MA '02, Music Business
"I've always loved music," says Adriana Pereira. "I began piano lessons when I was three and when I was a young woman I attended a classical music conservatory." Pereira came to NYU as a Fulbright scholar from Venezuela and received her MA in Music Business in 2002. Her thesis, "The U.S. Market for Latin Alternative Music," was recently awarded a Best Research in Cultural Markets award from Sociedad General de Autores y Editores (SGAE), the largest performing rights organization in Spain. "As an adult," Pereira says, "I no longer perform. I prefer to work behind the scenes, helping artists get their music into the world." She currently lives in Madrid and is assisting the International Exploitation Manager at Warner Music Spain.
Tell me about your job at Warner Music.
Warner is one of the major record labels in the world, and my department – International Exploitation – oversees the album releases of Spanish artists launched outside of Spain. This means we supervise everything that goes into getting albums manufactured, marketed and promoted in each territory. My job puts me in touch with affiliates in many countries, but mostly Latin America and the US, which are the main markets. As there are only two of us in this department, I really get to do a lot! I'm very happy here. I like an international environment. I also like that I can apply what I learned at NYU. The international music business involves complicated contracts and royalties, and my studies at NYU, especially those that focused on entertainment law, really prepared me in these areas.
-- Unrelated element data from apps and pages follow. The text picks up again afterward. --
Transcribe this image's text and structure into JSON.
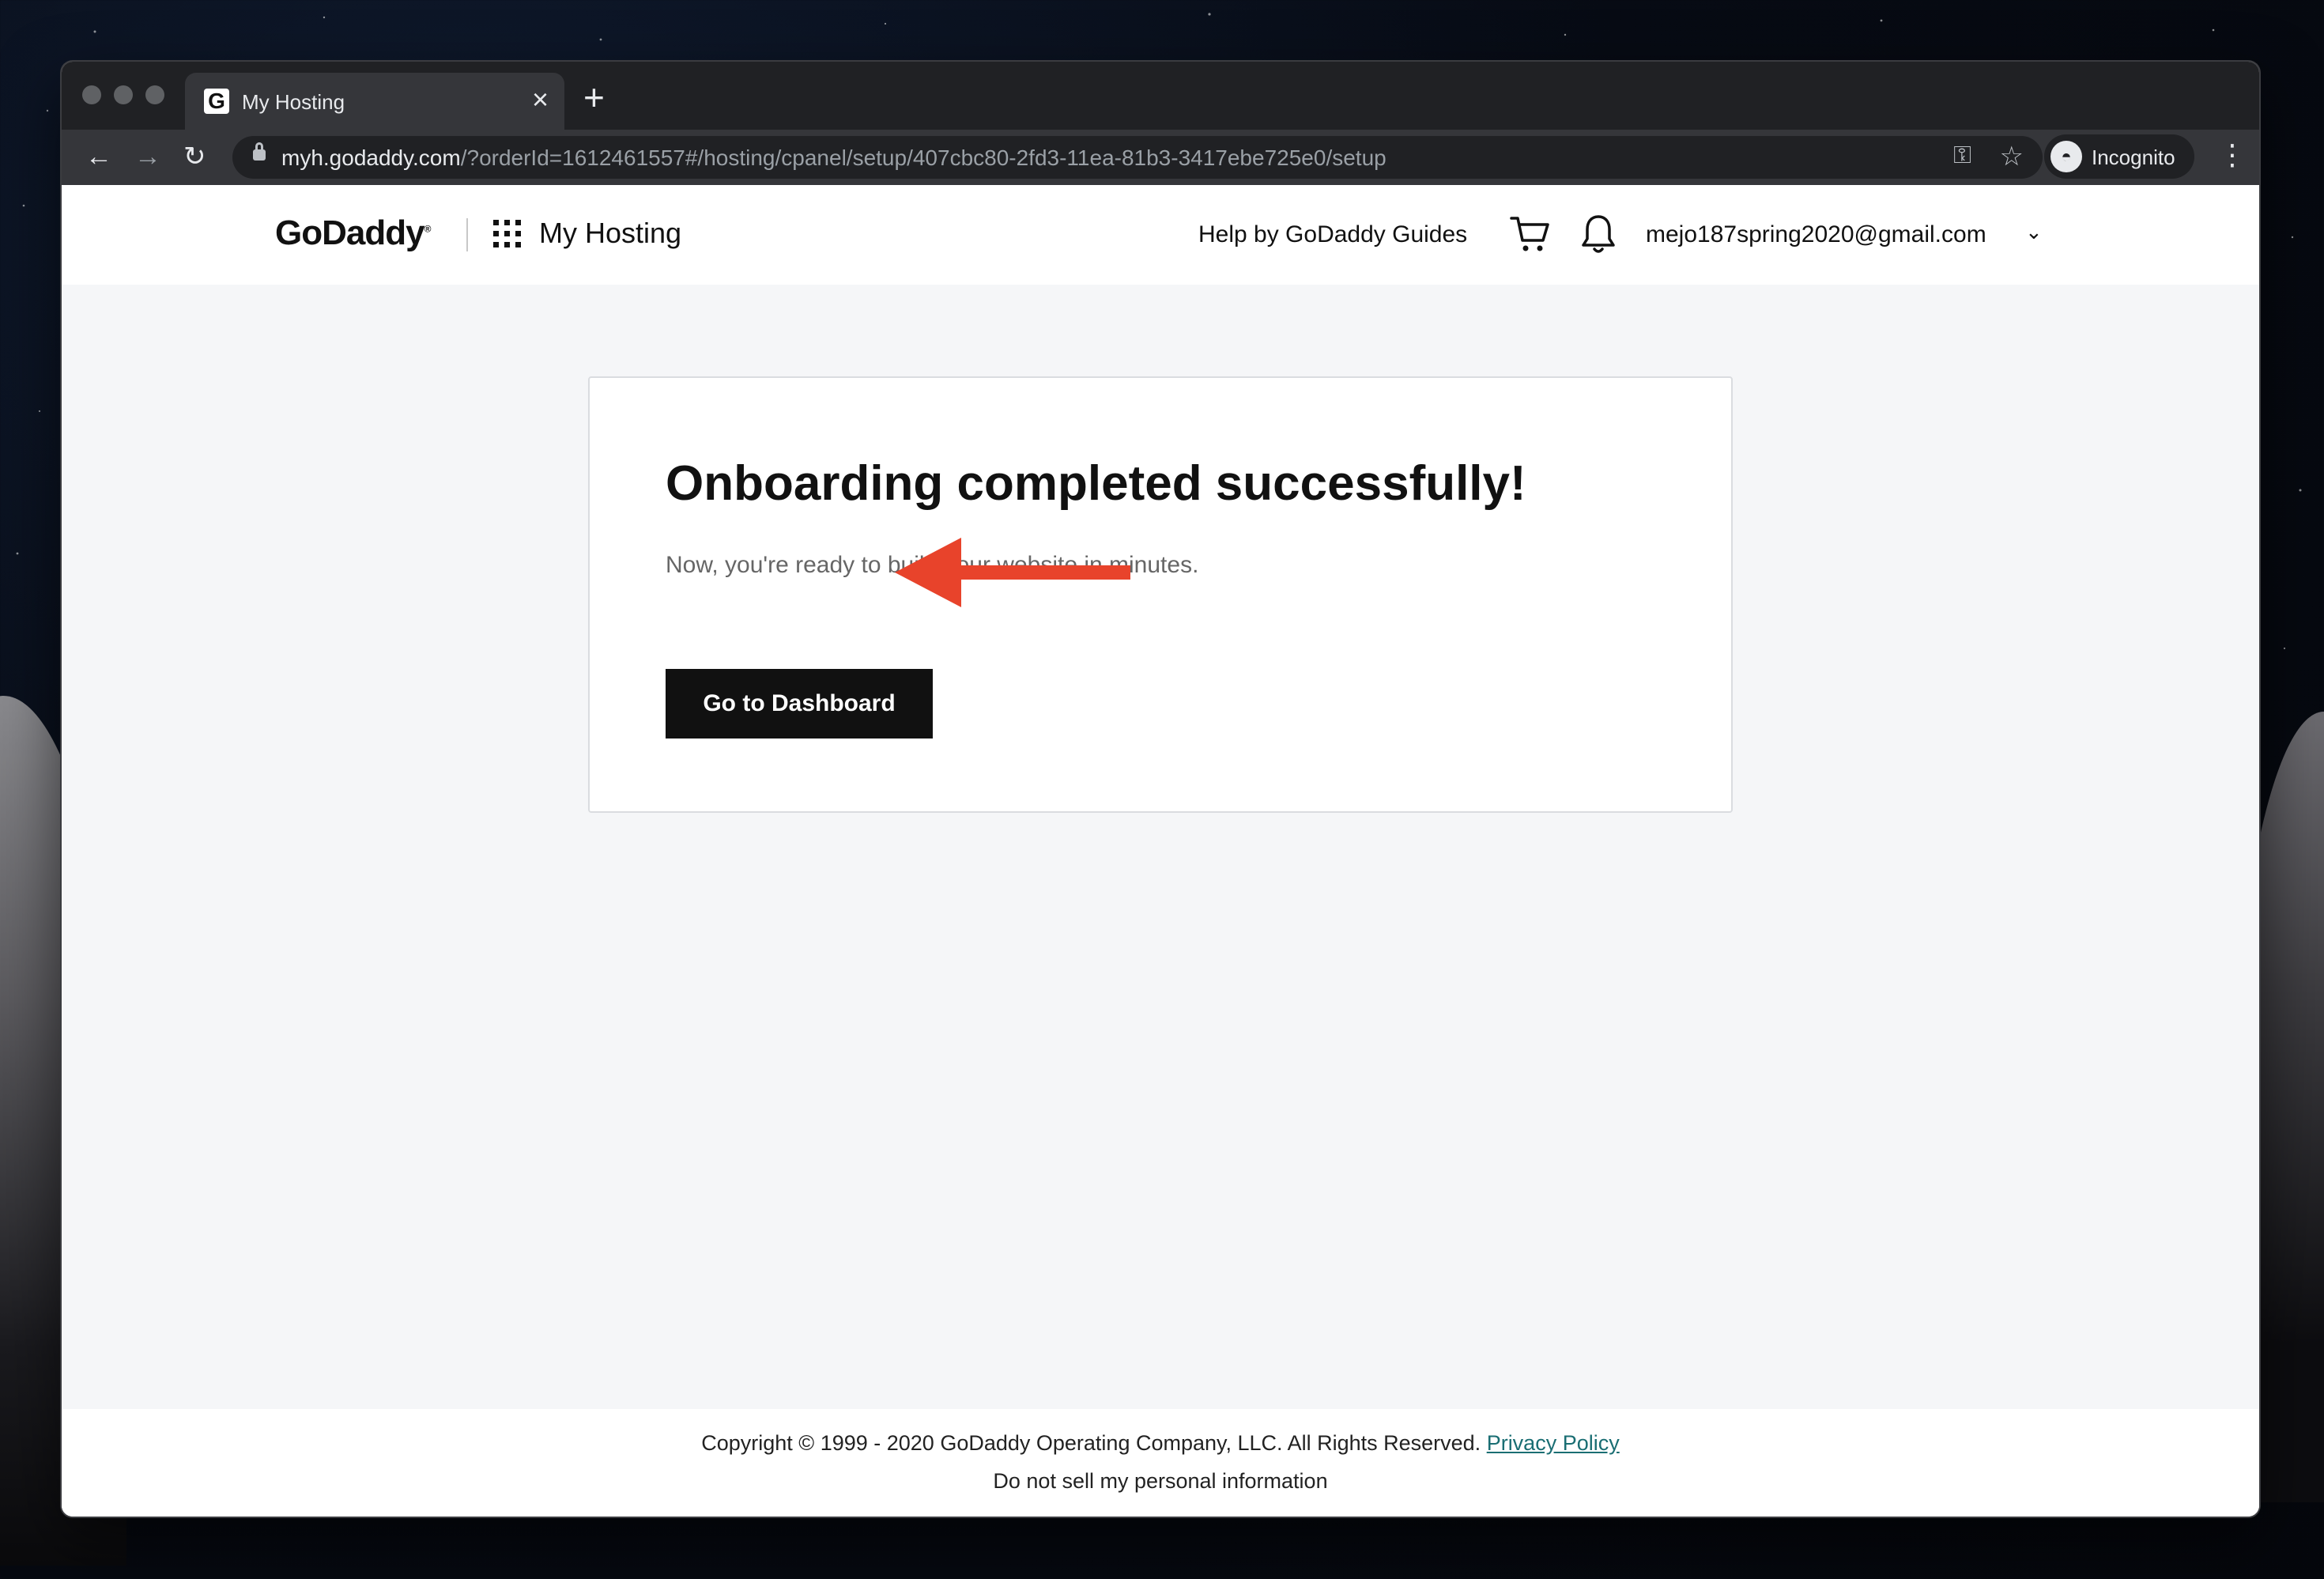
{
  "browser": {
    "tab_title": "My Hosting",
    "tab_favicon": "G",
    "url_host": "myh.godaddy.com",
    "url_path": "/?orderId=1612461557#/hosting/cpanel/setup/407cbc80-2fd3-11ea-81b3-3417ebe725e0/setup",
    "incognito_label": "Incognito"
  },
  "header": {
    "logo": "GoDaddy",
    "app_title": "My Hosting",
    "help_link": "Help by GoDaddy Guides",
    "account_email": "mejo187spring2020@gmail.com"
  },
  "card": {
    "title": "Onboarding completed successfully!",
    "subtitle": "Now, you're ready to build your website in minutes.",
    "button_label": "Go to Dashboard"
  },
  "footer": {
    "copyright": "Copyright © 1999 - 2020 GoDaddy Operating Company, LLC. All Rights Reserved.",
    "privacy_link": "Privacy Policy",
    "do_not_sell": "Do not sell my personal information"
  },
  "colors": {
    "annotation_arrow": "#e8432b",
    "button_bg": "#111111",
    "link": "#1a6e73"
  }
}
What attracted you to NYU for your master's degree?
I knew attending NYU would not only give me a first-rate education, it would also be an invaluable cultural experience. It would bring me from Caracas to the center of the music industry, and of course to New York, which is an amazing city. I applied for a Fulbright scholarship, expressed in my application the desire to attend NYU, and I received the award. My experience at NYU was awesome. My classmates came from all over the world and had so many different interests. Some were entrepreneurs, others were jazz musicians, some were deejays. The teachers and guest speakers were great too. Interacting with them gave me the opportunity to talk to and question people working and thriving in the music industry.
What do you see yourself doing in the future?
When I was in New York I volunteered for two years at the Latin Alternative Music Conference, which is held every year in the city, and focuses on marketing Latin rock, hip-hop and electronic music to young people. That would be the model for a company I'd like to start. I would promote music from Latin America and bring it to Europe and the States. I like the idea of international cultural exchange. And creating that kind of organization would enable me to continue to grow in the world of international music, which has always been so important to me.